- [Required work] Reproduce each entry exactly.

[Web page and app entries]
---
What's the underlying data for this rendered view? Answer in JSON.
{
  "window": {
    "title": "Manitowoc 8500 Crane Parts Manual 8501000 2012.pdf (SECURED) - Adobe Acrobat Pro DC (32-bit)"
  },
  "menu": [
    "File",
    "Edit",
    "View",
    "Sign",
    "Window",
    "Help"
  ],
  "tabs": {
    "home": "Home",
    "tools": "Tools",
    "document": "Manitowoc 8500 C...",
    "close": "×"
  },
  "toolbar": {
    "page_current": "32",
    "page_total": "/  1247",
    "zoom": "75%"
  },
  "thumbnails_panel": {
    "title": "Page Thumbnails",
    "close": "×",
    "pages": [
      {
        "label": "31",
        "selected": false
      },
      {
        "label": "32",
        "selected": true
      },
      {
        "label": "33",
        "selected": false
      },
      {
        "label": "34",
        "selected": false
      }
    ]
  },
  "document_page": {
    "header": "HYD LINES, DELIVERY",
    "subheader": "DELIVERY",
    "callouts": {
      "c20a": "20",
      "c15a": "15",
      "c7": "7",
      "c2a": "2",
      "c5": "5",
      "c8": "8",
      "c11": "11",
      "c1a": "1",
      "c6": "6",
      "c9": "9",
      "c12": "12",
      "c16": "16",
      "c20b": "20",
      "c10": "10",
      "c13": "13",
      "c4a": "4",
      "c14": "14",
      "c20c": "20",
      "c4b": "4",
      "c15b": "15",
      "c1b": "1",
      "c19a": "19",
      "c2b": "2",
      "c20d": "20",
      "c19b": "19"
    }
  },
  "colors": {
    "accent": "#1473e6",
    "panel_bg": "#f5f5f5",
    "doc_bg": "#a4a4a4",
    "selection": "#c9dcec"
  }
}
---
- [Solution to the exercise]
What's the underlying data for this rendered view? Answer in JSON.
{
  "window": {
    "title": "Manitowoc 8500 Crane Parts Manual 8501000 2012.pdf (SECURED) - Adobe Acrobat Pro DC (32-bit)"
  },
  "menu": [
    "File",
    "Edit",
    "View",
    "Sign",
    "Window",
    "Help"
  ],
  "tabs": {
    "home": "Home",
    "tools": "Tools",
    "document": "Manitowoc 8500 C...",
    "close": "×"
  },
  "toolbar": {
    "page_current": "32",
    "page_total": "/  1247",
    "zoom": "75%"
  },
  "thumbnails_panel": {
    "title": "Page Thumbnails",
    "close": "×",
    "pages": [
      {
        "label": "31",
        "selected": false
      },
      {
        "label": "32",
        "selected": true
      },
      {
        "label": "33",
        "selected": false
      },
      {
        "label": "34",
        "selected": false
      }
    ]
  },
  "document_page": {
    "header": "HYD LINES, DELIVERY",
    "subheader": "DELIVERY",
    "callouts": {
      "c20a": "20",
      "c15a": "15",
      "c7": "7",
      "c2a": "2",
      "c5": "5",
      "c8": "8",
      "c11": "11",
      "c1a": "1",
      "c6": "6",
      "c9": "9",
      "c12": "12",
      "c16": "16",
      "c20b": "20",
      "c10": "10",
      "c13": "13",
      "c4a": "4",
      "c14": "14",
      "c20c": "20",
      "c4b": "4",
      "c15b": "15",
      "c1b": "1",
      "c19a": "19",
      "c2b": "2",
      "c20d": "20",
      "c19b": "19"
    }
  },
  "colors": {
    "accent": "#1473e6",
    "panel_bg": "#f5f5f5",
    "doc_bg": "#a4a4a4",
    "selection": "#c9dcec"
  }
}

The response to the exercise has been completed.